(ii). Judgment dated 19.10.2011 of the Allahabad High Court passed in Writ Petition No. 52054 of 2010(M/s Modern Rice Mill Vs Madhyanchal Vidyut Vitaran Nigam Ltd & Anr.)

(iii). 2012 2SSC 108 (The Executive Engineer and Anr. Vs. Sri Seetaram Rice Mill).

(iv). AIR 2007 Calcutta 298 (Narayan Chandra Kundu Vs. State of West Bengal and Ors.).

In the first case of Rajshree Tea and Industries P Ltd. (Supra), this Court has laid down that indulging in unauthorized dues of electricity is a pre-condition of Section 126 and in absence thereof, an assessment under Section 126 could not have been made. The ratio laid down in Rajshree Tea and Industries P Ltd. (Supra) may not be applicable in the instant case as admittedly the meter was found to be tampered which as per the definition in Section 126(6)(b), amounts to unauthorized use of electricity. In the case of M/s Modern Rice Mill (Supra), interference was made by the High Court as it could not be established that the consumer was responsible for theft of electrical energy and that the disconnection was justified. This Court is of the view that apart from the said judgment having only persuasive value the facts and circumstance are distinguishable from the case in hand.

In the case of The Executive Engineer (Supra) reliance has been placed on this case regarding the application of Section 126 and 135 of the Electricity Act, 2003.

However, in the instant case, it is seen that Section 126(6)(b) defines unauthorized use of electricity which includes uses of electricity through a tampered meter and therefore, it cannot be said that the pre-conditions of invoking the powers under Section 126 of the Act are absent.

In the case of Narayan Chandra Kundu (Supra) reliance has been made on the preconditions of invoking Section 126 and 135 of the Act of 2003.

However, it is already noticed in the present case that the pre-condition is fulfilled as unauthorized user of electricity was established in view of the meter found in a tampered stage.

17. A Division Bench of this Court in a recent decision rendered in WA 71/2019 (Punit Kumar Bagaria Vs. ASPDCL and 3 Ors.) vide judgment and order dated 11.03.2019 has upheld the view of the learned Single Judge in not interfering with the findings of fact of the Appellate Authority.

18. From the pleadings and the materials on record it is found that the meter in question was tam

Please Login To View The Full Judgment!

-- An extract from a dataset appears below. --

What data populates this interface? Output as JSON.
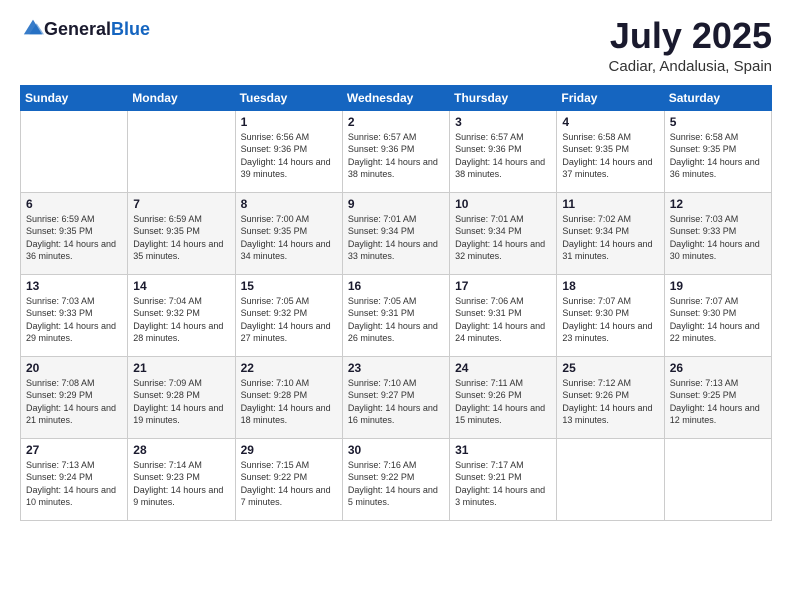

pered and the Demand Curve shows that only 350KVA of energy was used against a demand of 2880 KVA and that a foreign circuit was installed in the meter and accordingly, penalty was imposed by the assessment authority. While upholding the said penalty, the appellate authority in its judgment dated 08.09.2014 has recorded all the facts and the ground taken in this writ petition were also grounds taken in the appeal which have been duly considered and answered by the Appellate Authority. No glaring irregularity or perversity is found with the said findings, which are findings of fact. A writ court exercising its jurisdiction under Section 226 of the Constitution of India cannot decide matters which involves disputed questions of fact. Further, as rightly contended on behalf of Corporation that matters which are highly technical in nature are involved and it may not be proper on the part of this Court to interfere with such action which requires technical expertise. 19. In view of the aforesaid facts and circumstances, this Court is of the view that the present is not a fit case for interference and accordingly, the writ petition stands dismissed. 20. However liberty is granted to the petitioner to approach the assessing authority with the additional grounds which were urged in the present writ petition, if so advised. In case such approach is made, the assessing authority would decide the matter independently and without being prejudice or influenced by any observation made in this order. 21. Accordingly, the writ petition stand disposed of. 22. The records (in one file) are returned to the learned counsel for the APDCL.